Some thoughts on Metallica and Spotify

It’s not easy to be in business with your enemy, but in some cases, like the saying goes, it’s better to go with the devil you know than the devil you don’t know.

As much as you may dislike someone, if you’re a smart enough businessman, you can put away your pride and make money with them.

In Richard Branson’s recent book, Like a Virgin, he advised the reader that teaming beats steaming, that it’s better to try and work with people than be angry with them. There’s also the old piece of advice from The Art of War that the Godfather loved to quote: “Keep your friends close, keep your enemies closer.”

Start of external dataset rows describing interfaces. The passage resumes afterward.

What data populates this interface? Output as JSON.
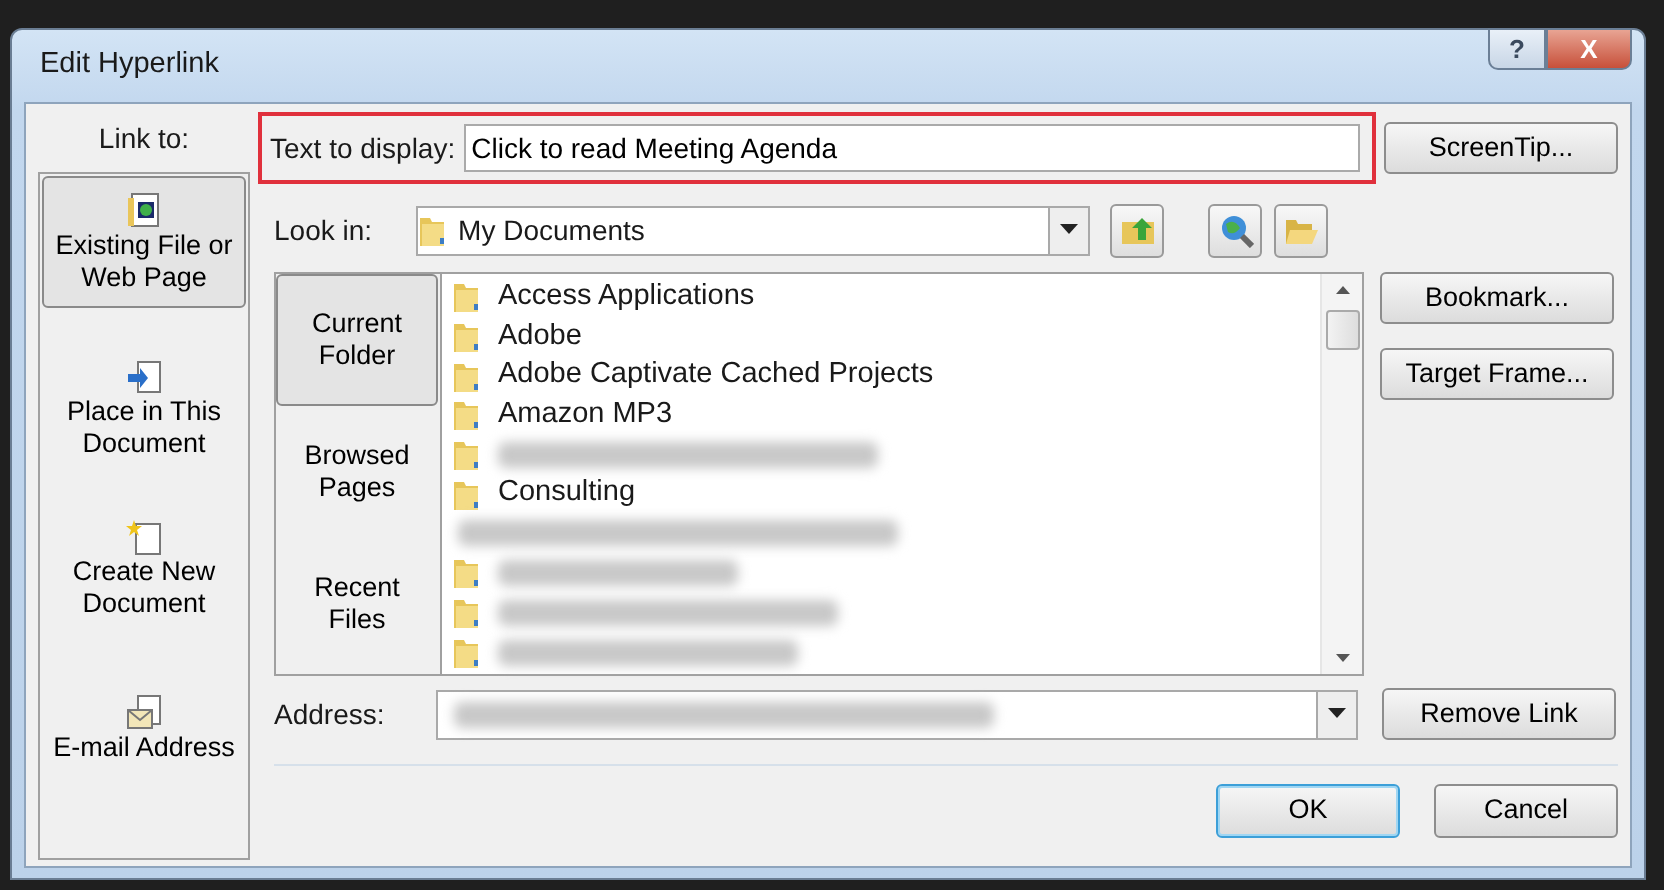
{
  "window": {
    "title": "Edit Hyperlink",
    "title_buttons": [
      {
        "kind": "help",
        "label": "?"
      },
      {
        "kind": "close",
        "label": "X"
      }
    ]
  },
  "link_to": {
    "label": "Link to:",
    "items": [
      {
        "kind": "file",
        "label": "Existing File or Web Page",
        "selected": true
      },
      {
        "kind": "place",
        "label": "Place in This Document",
        "selected": false
      },
      {
        "kind": "new",
        "label": "Create New Document",
        "selected": false
      },
      {
        "kind": "email",
        "label": "E-mail Address",
        "selected": false
      }
    ]
  },
  "text_to_display": {
    "label": "Text to display:",
    "value": "Click to read Meeting Agenda",
    "highlighted": true
  },
  "look_in": {
    "label": "Look in:",
    "value": "My Documents"
  },
  "browse_tabs": [
    {
      "label": "Current Folder",
      "selected": true
    },
    {
      "label": "Browsed Pages",
      "selected": false
    },
    {
      "label": "Recent Files",
      "selected": false
    }
  ],
  "files": [
    {
      "kind": "folder",
      "name": "Access Applications"
    },
    {
      "kind": "folder",
      "name": "Adobe"
    },
    {
      "kind": "folder",
      "name": "Adobe Captivate Cached Projects"
    },
    {
      "kind": "folder",
      "name": "Amazon MP3"
    },
    {
      "kind": "blurred_folder"
    },
    {
      "kind": "folder",
      "name": "Consulting"
    },
    {
      "kind": "blurred_line"
    },
    {
      "kind": "blurred_folder"
    },
    {
      "kind": "blurred_folder"
    },
    {
      "kind": "blurred_folder"
    }
  ],
  "address": {
    "label": "Address:"
  },
  "side_buttons": [
    {
      "label": "ScreenTip..."
    },
    {
      "label": "Bookmark..."
    },
    {
      "label": "Target Frame..."
    },
    {
      "label": "Remove Link"
    }
  ],
  "footer_buttons": [
    {
      "label": "OK",
      "default": true
    },
    {
      "label": "Cancel",
      "default": false
    }
  ]
}
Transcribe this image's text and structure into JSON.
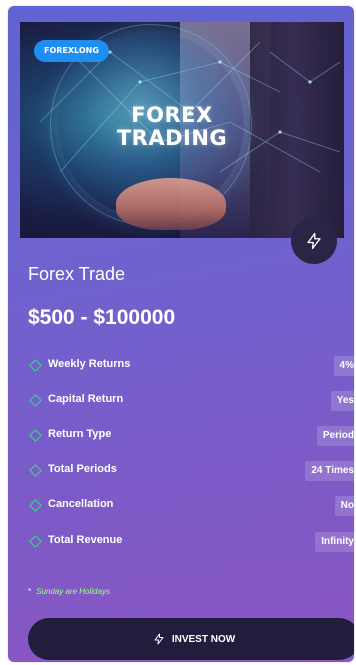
{
  "card": {
    "badge": "FOREXLONG",
    "hero_text": "FOREX TRADING",
    "plan_name": "Forex Trade",
    "price_range": "$500 - $100000",
    "features": [
      {
        "label": "Weekly Returns",
        "value": "4%"
      },
      {
        "label": "Capital Return",
        "value": "Yes"
      },
      {
        "label": "Return Type",
        "value": "Period"
      },
      {
        "label": "Total Periods",
        "value": "24 Times"
      },
      {
        "label": "Cancellation",
        "value": "No"
      },
      {
        "label": "Total Revenue",
        "value": "Infinity"
      }
    ],
    "note_star": "*",
    "note": "Sunday are Holidays",
    "invest_label": "INVEST NOW",
    "icons": {
      "bolt": "lightning-bolt-icon",
      "bullet": "diamond-icon"
    }
  },
  "colors": {
    "card_gradient_start": "#5f63d1",
    "card_gradient_end": "#8a55c2",
    "badge_bg": "#1e8ef0",
    "button_bg": "#211d3c",
    "bullet": "#36d98a",
    "note": "#9dff8a"
  }
}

When I saw the news that Metallica was now teaming up with Spotify, all these phrases definitely came to mind. e all recall when Metallica publically went to war with Napster, and while their points against music piracy were certainly valid, the way the band went about it alienated many of their fans. And as Blabbermouth reported, Metallica co-founder Lars Ulrich admitted he handled the situation much differently today, so in this case it looks like streaming beats steaming.

Metallica’s long time record deal with the Warner family finally expired, and the band is now in complete control of their music. Their master tapes reverted back to the band, and they’re starting their own label, Blackened Recordings. (Rhino is distributing Blackened in the States, and Universal Music Group will distribute for the rest of the world).

Now that all the brouhaha has finally died down, Ulrich and Sean Parker are now remarkably working together, when you never thought they’d even be in the same room together. Even the biggest bands have realized it’s important to get with today’s technology, because trying to fight it is like trying to hold back the ocean.

“It was never about money, it was about control,” Ulrich explained. “If Napster had approached us first and given us options, it might have been different. Instead, control was taken away from us…Instead of Napster versus Metallica, it became Metallica versus its fans.”

Spotify reportedly gives the listener access to over 20 million songs, and Ulrich told Blabbermouth, “Connecting with Spotify was the next logical step and we can’t wait to see what the future brings! When I was trying out Spotify for the first time, I was stunned at the ease of it. This was so easy and set up for the fans.”

In addition to launching their own label and teaming up with Spotify, Metallica’s 3D concert film should be out next summer, and their next album, which Rick Rubin will reportedly produce, should be ready by 2014.